↓

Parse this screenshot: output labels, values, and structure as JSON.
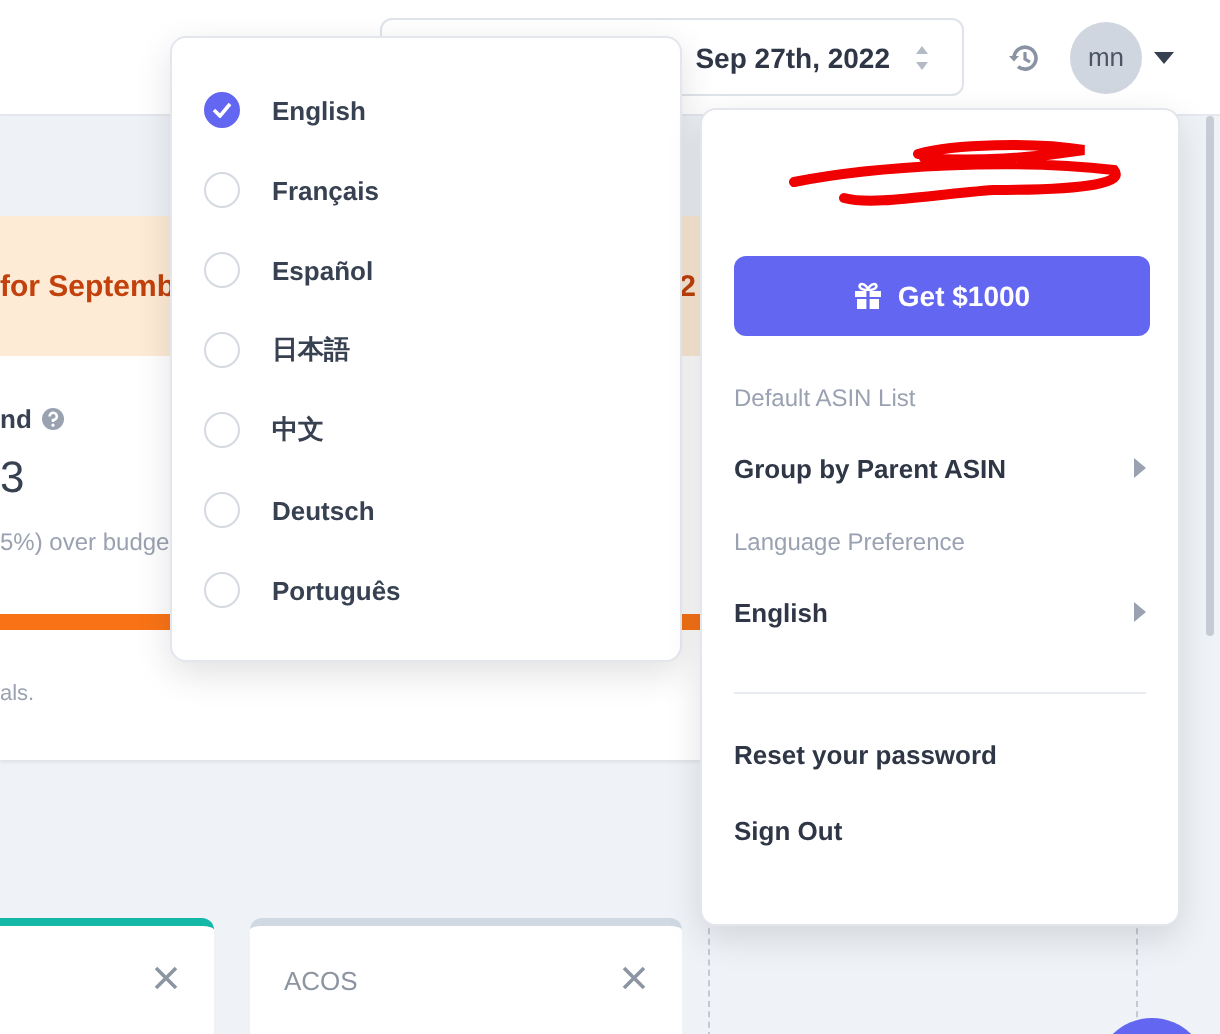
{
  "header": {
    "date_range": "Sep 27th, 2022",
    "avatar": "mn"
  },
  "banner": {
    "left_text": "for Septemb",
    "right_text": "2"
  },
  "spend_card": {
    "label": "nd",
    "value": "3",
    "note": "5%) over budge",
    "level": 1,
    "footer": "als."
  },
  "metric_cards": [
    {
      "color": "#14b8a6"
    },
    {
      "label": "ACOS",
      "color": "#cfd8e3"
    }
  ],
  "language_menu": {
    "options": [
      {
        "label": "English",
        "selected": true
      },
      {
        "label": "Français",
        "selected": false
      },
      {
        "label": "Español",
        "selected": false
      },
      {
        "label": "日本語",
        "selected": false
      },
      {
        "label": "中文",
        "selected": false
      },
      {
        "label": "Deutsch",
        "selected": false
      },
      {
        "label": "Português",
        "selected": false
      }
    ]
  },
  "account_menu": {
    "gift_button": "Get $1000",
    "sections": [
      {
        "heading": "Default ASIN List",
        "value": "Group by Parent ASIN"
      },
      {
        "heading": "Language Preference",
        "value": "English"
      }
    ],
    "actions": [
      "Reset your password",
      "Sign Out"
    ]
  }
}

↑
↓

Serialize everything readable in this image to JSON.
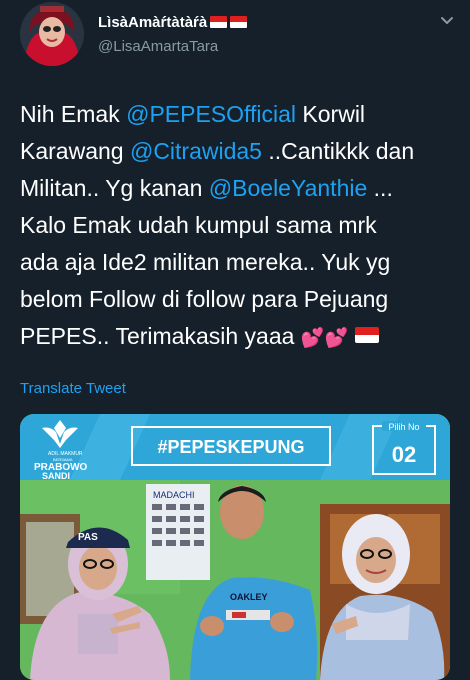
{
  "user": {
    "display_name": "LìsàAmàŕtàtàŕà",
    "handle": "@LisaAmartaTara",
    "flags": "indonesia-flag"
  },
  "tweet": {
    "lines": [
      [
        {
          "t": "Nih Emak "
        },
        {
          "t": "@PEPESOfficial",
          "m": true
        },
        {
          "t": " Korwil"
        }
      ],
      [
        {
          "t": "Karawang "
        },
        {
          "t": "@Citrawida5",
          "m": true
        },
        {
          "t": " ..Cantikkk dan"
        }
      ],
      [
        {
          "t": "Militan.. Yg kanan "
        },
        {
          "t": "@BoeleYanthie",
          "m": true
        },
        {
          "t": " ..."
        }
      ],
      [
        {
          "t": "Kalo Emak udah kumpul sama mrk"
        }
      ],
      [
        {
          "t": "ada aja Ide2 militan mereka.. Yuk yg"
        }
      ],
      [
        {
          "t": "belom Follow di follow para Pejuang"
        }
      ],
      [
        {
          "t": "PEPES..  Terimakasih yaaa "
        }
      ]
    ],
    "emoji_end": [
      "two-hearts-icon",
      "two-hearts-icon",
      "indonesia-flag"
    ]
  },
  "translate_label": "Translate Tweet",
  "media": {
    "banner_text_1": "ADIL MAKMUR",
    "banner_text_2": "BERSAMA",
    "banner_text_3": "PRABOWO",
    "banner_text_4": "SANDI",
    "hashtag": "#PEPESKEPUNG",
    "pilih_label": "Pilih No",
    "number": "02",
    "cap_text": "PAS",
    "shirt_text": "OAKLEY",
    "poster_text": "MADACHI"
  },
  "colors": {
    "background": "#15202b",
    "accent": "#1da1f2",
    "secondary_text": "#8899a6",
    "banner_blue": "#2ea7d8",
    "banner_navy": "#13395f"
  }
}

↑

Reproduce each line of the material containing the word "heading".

* **Result of this exercise**
        "heading": "Default ASIN List",
        "heading": "Language Preference",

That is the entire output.